"Can you underline miss?" Montgomery asked. Mingo laughed: "I'll wrap him up and the quarterback will stumble out and that's how Sam gets most of his sacks. I have to boost his ego."
During Miles's time at LSU, there's been enough defensive line talent to easily fill an NFL two-deep. That includes Glenn Dorsey, Tyson Jackson, Drake Nevis, Al Woods and Michael Brockers.
An NFC personnel director said he sees both Mingo and Montgomery going in the first round this year. He gave a slight edge to Mingo, whom he sees as a top 20 pick. ESPN draft expert Mel Kiper is even higher on the pair, projecting Mingo as the No. 3 overall pick and Montgomery as the No. 4 overall if they leave after this season.
The personnel director said Mingo has a better feel for the game and praised his first step, change of direction and "understanding of how to make himself skinny and make himself small cutting off the edge." He said Montgomery's strengths are rushing the passer, his length and his ability to turn and run. He'd like to see Montgomery a "little more stout at the point of attack in handling those big guys."
LSU's Miles has benefitted from those strengths. "They seek excellence," Miles said of his ends. "They're really driven and ambitious. They understand what level of greatness has played before them and they want to play to it."
Miles, however, is not a fan of Mingo's new sky diving hobby. "Certainly not in the short term," the coach said. Mingo went for the first time this summer, free falling for 77 seconds and experiencing a different type of rush than the one for which he's on scholarship.
"It's like an extreme edgy kind of thrill," Mingo said. "I fell in love with it. It was probably one of the most fun things I've ever done in my life."
Montgomery's collection of all things Sonic pre-dates Mingo's fascination with flying.
"In my neighborhood, there wasn't a lot of heroes," Montgomery said. "We used to look up to cartoon characters as heroes."
Montgomery and his stepbrother, John Darrel Adams, grew up playing Sonic video games in South Carolina. After Adams was murdered while working as a bar bouncer during Montgomery's junior year of high school, Montgomery began collecting Sonic items as a way to honor his brother. Sonic is in Montgomery's Twitter handle (
"This is how I keep my memory of my brother alive," Montgomery said of the Sonic tributes.

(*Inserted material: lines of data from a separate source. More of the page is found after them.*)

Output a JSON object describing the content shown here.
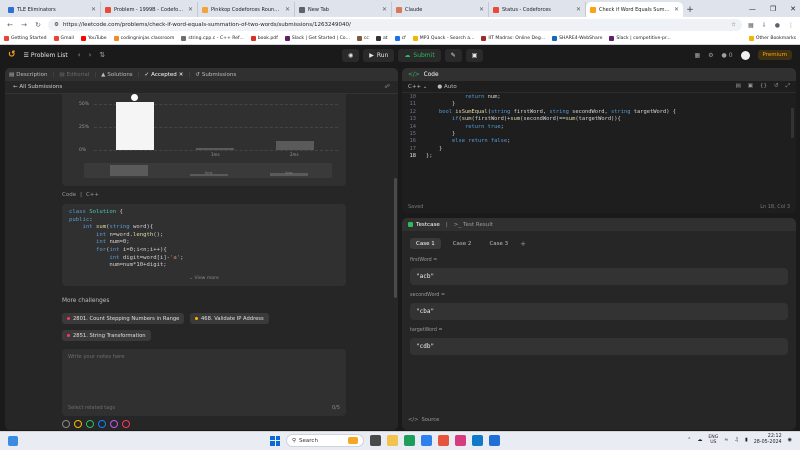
{
  "browser": {
    "tabs": [
      {
        "title": "TLE Eliminators",
        "color": "#2d6fd6",
        "active": false
      },
      {
        "title": "Problem - 1999B - Codeforces",
        "color": "#e94b35",
        "active": false
      },
      {
        "title": "Pinkkop Codeforces Round 90/",
        "color": "#f2a33a",
        "active": false
      },
      {
        "title": "New Tab",
        "color": "#5f6368",
        "active": false
      },
      {
        "title": "Claude",
        "color": "#d97757",
        "active": false
      },
      {
        "title": "Status - Codeforces",
        "color": "#e94b35",
        "active": false
      },
      {
        "title": "Check if Word Equals Summati",
        "color": "#ffa116",
        "active": true
      }
    ],
    "url": "https://leetcode.com/problems/check-if-word-equals-summation-of-two-words/submissions/1263249040/",
    "bookmarks": [
      {
        "label": "Getting Started",
        "color": "#ea4335"
      },
      {
        "label": "Gmail",
        "color": "#ea4335"
      },
      {
        "label": "YouTube",
        "color": "#ff0000"
      },
      {
        "label": "codingninjas classroom",
        "color": "#f28b22"
      },
      {
        "label": "string.cpp.c - C++ Ref...",
        "color": "#6d6d6d"
      },
      {
        "label": "book.pdf",
        "color": "#d93025"
      },
      {
        "label": "Slack | Get Started | Co...",
        "color": "#611f69"
      },
      {
        "label": "cc",
        "color": "#7b5b3b"
      },
      {
        "label": "at",
        "color": "#333333"
      },
      {
        "label": "cf",
        "color": "#1a73e8"
      },
      {
        "label": "MP3 Quack - Search a...",
        "color": "#f4b400"
      },
      {
        "label": "IIT Madras: Online Deg...",
        "color": "#9c2a2a"
      },
      {
        "label": "SHARE4-WebShare",
        "color": "#1565c0"
      },
      {
        "label": "Slack | competitive-pr...",
        "color": "#611f69"
      }
    ],
    "other_bookmarks": "Other Bookmarks"
  },
  "nav": {
    "problem_list": "Problem List",
    "run": "Run",
    "submit": "Submit",
    "notif_count": "0",
    "premium": "Premium"
  },
  "left": {
    "tabs": {
      "description": "Description",
      "editorial": "Editorial",
      "solutions": "Solutions",
      "accepted": "Accepted",
      "submissions": "Submissions"
    },
    "all_submissions": "All Submissions",
    "chart": {
      "y_ticks": [
        "50%",
        "25%",
        "0%"
      ],
      "x_labels": [
        "1ms",
        "2ms"
      ],
      "scrub_labels": [
        "0ms",
        "2ms"
      ]
    },
    "code_header": {
      "label": "Code",
      "lang": "C++"
    },
    "code_lines": [
      [
        "kw:class ",
        "ty:Solution ",
        "t:{"
      ],
      [
        "kw:public",
        "t::"
      ],
      [
        "t:    ",
        "kw:int ",
        "fn:sum",
        "t:(",
        "kw:string ",
        "t:word){"
      ],
      [
        "t:        ",
        "kw:int ",
        "t:n=word.",
        "fn:length",
        "t:();"
      ],
      [
        "t:        ",
        "kw:int ",
        "t:num=0;"
      ],
      [
        "t:        ",
        "kw:for",
        "t:(",
        "kw:int ",
        "t:i=0;i<n;i++){"
      ],
      [
        "t:            ",
        "kw:int ",
        "t:digit=word[i]-",
        "st:'a'",
        "t:;"
      ],
      [
        "t:            ",
        "t:num=num*10+digit;"
      ]
    ],
    "view_more": "View more",
    "more_challenges": "More challenges",
    "challenges": [
      {
        "label": "2801. Count Stepping Numbers in Range",
        "dot": "#ff375f"
      },
      {
        "label": "468. Validate IP Address",
        "dot": "#ffb800"
      },
      {
        "label": "2851. String Transformation",
        "dot": "#ff375f"
      }
    ],
    "notes_placeholder": "Write your notes here",
    "notes_tags": "Select related tags",
    "notes_count": "0/5",
    "color_dots": [
      "#8a8a8a",
      "#ffb800",
      "#2cbb5d",
      "#0a84ff",
      "#bf5af2",
      "#ff375f"
    ]
  },
  "editor": {
    "title": "Code",
    "lang": "C++",
    "mode": "Auto",
    "lines": [
      {
        "n": "10",
        "code": [
          [
            "t:            "
          ],
          [
            "kw:return "
          ],
          [
            "t:num;"
          ]
        ]
      },
      {
        "n": "11",
        "code": [
          [
            "t:        }"
          ]
        ]
      },
      {
        "n": "12",
        "code": [
          [
            "t:    "
          ],
          [
            "kw:bool "
          ],
          [
            "fn:isSumEqual"
          ],
          [
            "t:("
          ],
          [
            "kw:string "
          ],
          [
            "t:firstWord, "
          ],
          [
            "kw:string "
          ],
          [
            "t:secondWord, "
          ],
          [
            "kw:string "
          ],
          [
            "t:targetWord) {"
          ]
        ]
      },
      {
        "n": "13",
        "code": [
          [
            "t:        "
          ],
          [
            "kw:if"
          ],
          [
            "t:("
          ],
          [
            "fn:sum"
          ],
          [
            "t:(firstWord)+"
          ],
          [
            "fn:sum"
          ],
          [
            "t:(secondWord)=="
          ],
          [
            "fn:sum"
          ],
          [
            "t:(targetWord)){"
          ]
        ]
      },
      {
        "n": "14",
        "code": [
          [
            "t:            "
          ],
          [
            "kw:return "
          ],
          [
            "kw:true"
          ],
          [
            "t:;"
          ]
        ]
      },
      {
        "n": "15",
        "code": [
          [
            "t:        }"
          ]
        ]
      },
      {
        "n": "16",
        "code": [
          [
            "t:        "
          ],
          [
            "kw:else "
          ],
          [
            "kw:return "
          ],
          [
            "kw:false"
          ],
          [
            "t:;"
          ]
        ]
      },
      {
        "n": "17",
        "code": [
          [
            "t:    }"
          ]
        ]
      },
      {
        "n": "18",
        "code": [
          [
            "t:};"
          ]
        ]
      }
    ],
    "saved": "Saved",
    "cursor": "Ln 18, Col 3"
  },
  "testcase": {
    "tab_testcase": "Testcase",
    "tab_result": "Test Result",
    "cases": [
      "Case 1",
      "Case 2",
      "Case 3"
    ],
    "fields": [
      {
        "label": "firstWord =",
        "value": "\"acb\""
      },
      {
        "label": "secondWord =",
        "value": "\"cba\""
      },
      {
        "label": "targetWord =",
        "value": "\"cdb\""
      }
    ],
    "source": "Source"
  },
  "taskbar": {
    "search": "Search",
    "lang_top": "ENG",
    "lang_bottom": "US",
    "time": "22:12",
    "date": "28-05-2024"
  }
}
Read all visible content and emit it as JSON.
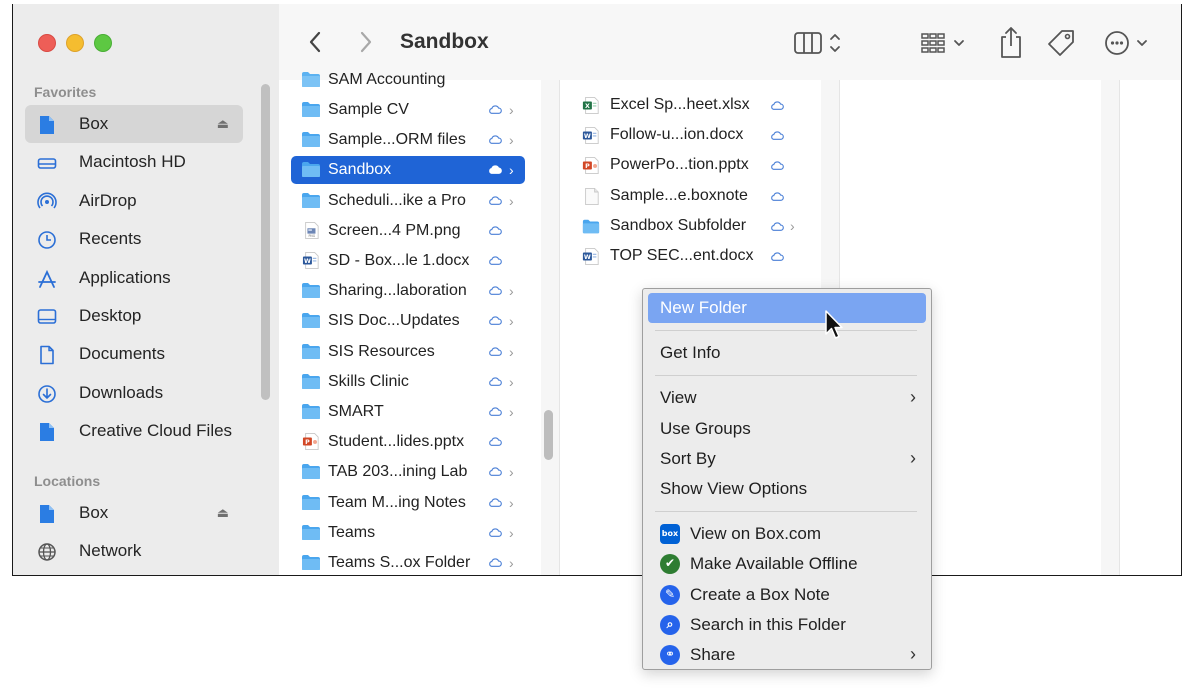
{
  "window": {
    "title": "Sandbox"
  },
  "sidebar": {
    "favorites_heading": "Favorites",
    "favorites": [
      {
        "label": "Box",
        "icon": "box-file-icon",
        "eject": "⏏",
        "selected": true
      },
      {
        "label": "Macintosh HD",
        "icon": "hard-drive-icon"
      },
      {
        "label": "AirDrop",
        "icon": "airdrop-icon"
      },
      {
        "label": "Recents",
        "icon": "clock-icon"
      },
      {
        "label": "Applications",
        "icon": "applications-icon"
      },
      {
        "label": "Desktop",
        "icon": "desktop-icon"
      },
      {
        "label": "Documents",
        "icon": "document-icon"
      },
      {
        "label": "Downloads",
        "icon": "download-icon"
      },
      {
        "label": "Creative Cloud Files",
        "icon": "file-icon"
      }
    ],
    "locations_heading": "Locations",
    "locations": [
      {
        "label": "Box",
        "icon": "box-file-icon",
        "eject": "⏏"
      },
      {
        "label": "Network",
        "icon": "globe-icon"
      }
    ]
  },
  "toolbar": {
    "back": "back-chevron-icon",
    "forward": "forward-chevron-icon",
    "title": "Sandbox",
    "view_button": "column-view-icon",
    "group_button": "group-icon",
    "share_button": "share-icon",
    "tag_button": "tag-icon",
    "more_button": "more-icon"
  },
  "column1": {
    "partial_top": "SAM Accounting",
    "items": [
      {
        "label": "Sample CV",
        "type": "folder",
        "chevron": true
      },
      {
        "label": "Sample...ORM files",
        "type": "folder",
        "chevron": true
      },
      {
        "label": "Sandbox",
        "type": "folder",
        "chevron": true,
        "selected": true
      },
      {
        "label": "Scheduli...ike a Pro",
        "type": "folder",
        "chevron": true
      },
      {
        "label": "Screen...4 PM.png",
        "type": "png",
        "chevron": false
      },
      {
        "label": "SD - Box...le 1.docx",
        "type": "docx",
        "chevron": false
      },
      {
        "label": "Sharing...laboration",
        "type": "folder",
        "chevron": true
      },
      {
        "label": "SIS Doc...Updates",
        "type": "folder",
        "chevron": true
      },
      {
        "label": "SIS Resources",
        "type": "folder",
        "chevron": true
      },
      {
        "label": "Skills Clinic",
        "type": "folder",
        "chevron": true
      },
      {
        "label": "SMART",
        "type": "folder",
        "chevron": true
      },
      {
        "label": "Student...lides.pptx",
        "type": "pptx",
        "chevron": false
      },
      {
        "label": "TAB 203...ining Lab",
        "type": "folder",
        "chevron": true
      },
      {
        "label": "Team M...ing Notes",
        "type": "folder",
        "chevron": true
      },
      {
        "label": "Teams",
        "type": "folder",
        "chevron": true
      },
      {
        "label": "Teams S...ox Folder",
        "type": "folder",
        "chevron": true
      }
    ]
  },
  "column2": {
    "items": [
      {
        "label": "Excel Sp...heet.xlsx",
        "type": "xlsx",
        "chevron": false
      },
      {
        "label": "Follow-u...ion.docx",
        "type": "docx",
        "chevron": false
      },
      {
        "label": "PowerPo...tion.pptx",
        "type": "pptx",
        "chevron": false
      },
      {
        "label": "Sample...e.boxnote",
        "type": "boxnote",
        "chevron": false
      },
      {
        "label": "Sandbox Subfolder",
        "type": "folder",
        "chevron": true
      },
      {
        "label": "TOP SEC...ent.docx",
        "type": "docx",
        "chevron": false
      }
    ]
  },
  "context_menu": {
    "groups": [
      [
        {
          "label": "New Folder",
          "highlighted": true
        }
      ],
      [
        {
          "label": "Get Info"
        }
      ],
      [
        {
          "label": "View",
          "submenu": true
        },
        {
          "label": "Use Groups"
        },
        {
          "label": "Sort By",
          "submenu": true
        },
        {
          "label": "Show View Options"
        }
      ],
      [
        {
          "label": "View on Box.com",
          "icon": "box-logo-icon",
          "icon_text": "box",
          "color": "#0061d5"
        },
        {
          "label": "Make Available Offline",
          "icon": "checkmark-circle-icon",
          "icon_text": "✔",
          "color": "#2e7d32"
        },
        {
          "label": "Create a Box Note",
          "icon": "note-pencil-icon",
          "icon_text": "✎",
          "color": "#2563eb"
        },
        {
          "label": "Search in this Folder",
          "icon": "folder-search-icon",
          "icon_text": "⌕",
          "color": "#2563eb"
        },
        {
          "label": "Share",
          "icon": "link-icon",
          "icon_text": "⚭",
          "color": "#2563eb",
          "submenu": true
        }
      ]
    ],
    "submenu_glyph": "›"
  },
  "colors": {
    "selection_blue": "#1f64d6",
    "menu_highlight": "#7aa5f2",
    "folder_blue": "#5cb2f1",
    "cloud_blue": "#4a7fd6"
  }
}
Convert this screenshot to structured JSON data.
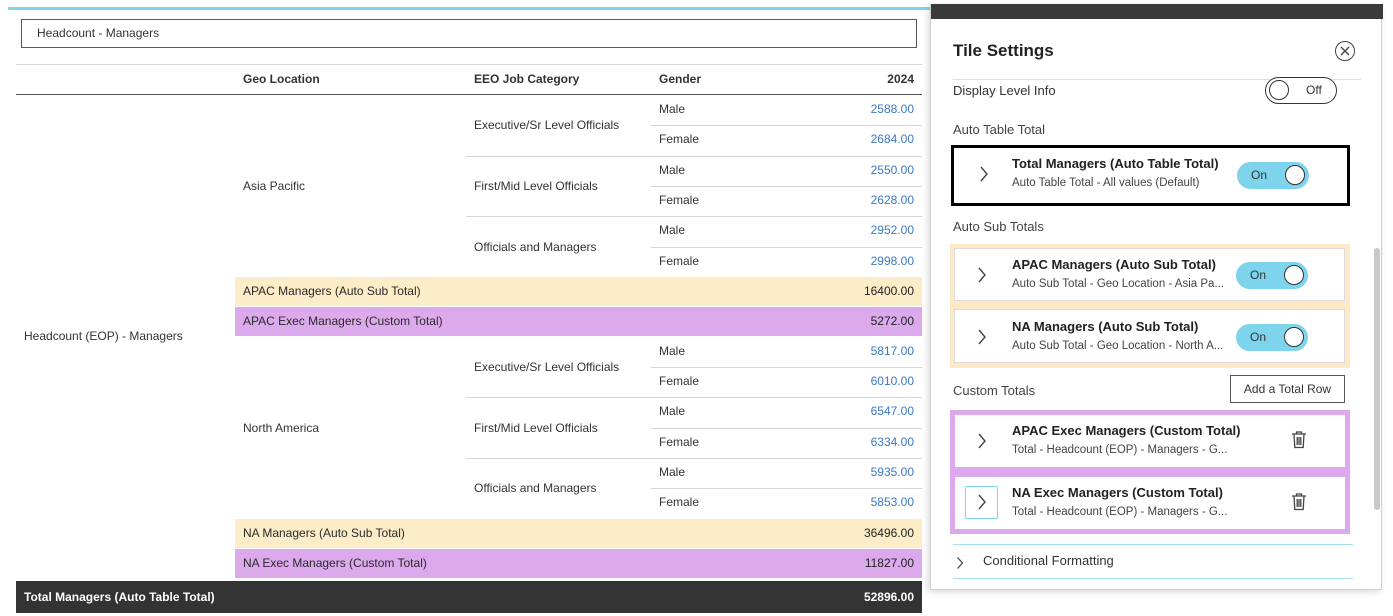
{
  "tile_title": "Headcount - Managers",
  "table": {
    "headers": {
      "geo": "Geo Location",
      "eeo": "EEO Job Category",
      "gender": "Gender",
      "year": "2024"
    },
    "row_group_label": "Headcount (EOP) - Managers",
    "regions": [
      {
        "name": "Asia Pacific",
        "categories": [
          {
            "name": "Executive/Sr Level Officials",
            "rows": [
              {
                "gender": "Male",
                "value": "2588.00"
              },
              {
                "gender": "Female",
                "value": "2684.00"
              }
            ]
          },
          {
            "name": "First/Mid Level Officials",
            "rows": [
              {
                "gender": "Male",
                "value": "2550.00"
              },
              {
                "gender": "Female",
                "value": "2628.00"
              }
            ]
          },
          {
            "name": "Officials and Managers",
            "rows": [
              {
                "gender": "Male",
                "value": "2952.00"
              },
              {
                "gender": "Female",
                "value": "2998.00"
              }
            ]
          }
        ],
        "sub_total": {
          "label": "APAC Managers (Auto Sub Total)",
          "value": "16400.00"
        },
        "custom_total": {
          "label": "APAC Exec Managers (Custom Total)",
          "value": "5272.00"
        }
      },
      {
        "name": "North America",
        "categories": [
          {
            "name": "Executive/Sr Level Officials",
            "rows": [
              {
                "gender": "Male",
                "value": "5817.00"
              },
              {
                "gender": "Female",
                "value": "6010.00"
              }
            ]
          },
          {
            "name": "First/Mid Level Officials",
            "rows": [
              {
                "gender": "Male",
                "value": "6547.00"
              },
              {
                "gender": "Female",
                "value": "6334.00"
              }
            ]
          },
          {
            "name": "Officials and Managers",
            "rows": [
              {
                "gender": "Male",
                "value": "5935.00"
              },
              {
                "gender": "Female",
                "value": "5853.00"
              }
            ]
          }
        ],
        "sub_total": {
          "label": "NA Managers (Auto Sub Total)",
          "value": "36496.00"
        },
        "custom_total": {
          "label": "NA Exec Managers (Custom Total)",
          "value": "11827.00"
        }
      }
    ],
    "grand_total": {
      "label": "Total Managers (Auto Table Total)",
      "value": "52896.00"
    }
  },
  "panel": {
    "title": "Tile Settings",
    "display_level_info": {
      "label": "Display Level Info",
      "state": "Off"
    },
    "auto_table_total": {
      "section": "Auto Table Total",
      "item": {
        "title": "Total Managers (Auto Table Total)",
        "subtitle": "Auto Table Total - All values (Default)",
        "state": "On"
      }
    },
    "auto_sub_totals": {
      "section": "Auto Sub Totals",
      "items": [
        {
          "title": "APAC Managers (Auto Sub Total)",
          "subtitle": "Auto Sub Total - Geo Location - Asia Pa...",
          "state": "On"
        },
        {
          "title": "NA Managers (Auto Sub Total)",
          "subtitle": "Auto Sub Total - Geo Location - North A...",
          "state": "On"
        }
      ]
    },
    "custom_totals": {
      "section": "Custom Totals",
      "add_button": "Add a Total Row",
      "items": [
        {
          "title": "APAC Exec Managers (Custom Total)",
          "subtitle": "Total - Headcount (EOP) - Managers - G..."
        },
        {
          "title": "NA Exec Managers (Custom Total)",
          "subtitle": "Total - Headcount (EOP) - Managers - G..."
        }
      ]
    },
    "conditional_formatting": "Conditional Formatting"
  },
  "colors": {
    "accent": "#7ad6ec",
    "sub_total_band": "#fdecc8",
    "custom_total_band": "#dcaaec",
    "grand_total_band": "#333333",
    "value_link": "#3a79c2",
    "toggle_on": "#7dd4ec"
  },
  "icons": [
    "close-icon",
    "chevron-right-icon",
    "trash-icon"
  ]
}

When this season ends, there's a strong chance Montgomery and his brother on the LSU defensive line could both be off to chase quarterbacks in the NFL.
Playing their respective roles until the end, Mingo gave the standard answer about waiting until the season ends before exploring the NFL.
Montgomery just smiled and offered a fitting tie between LSU's opposite ends.
"I'm leaving," Montgomery said, "when he leaves."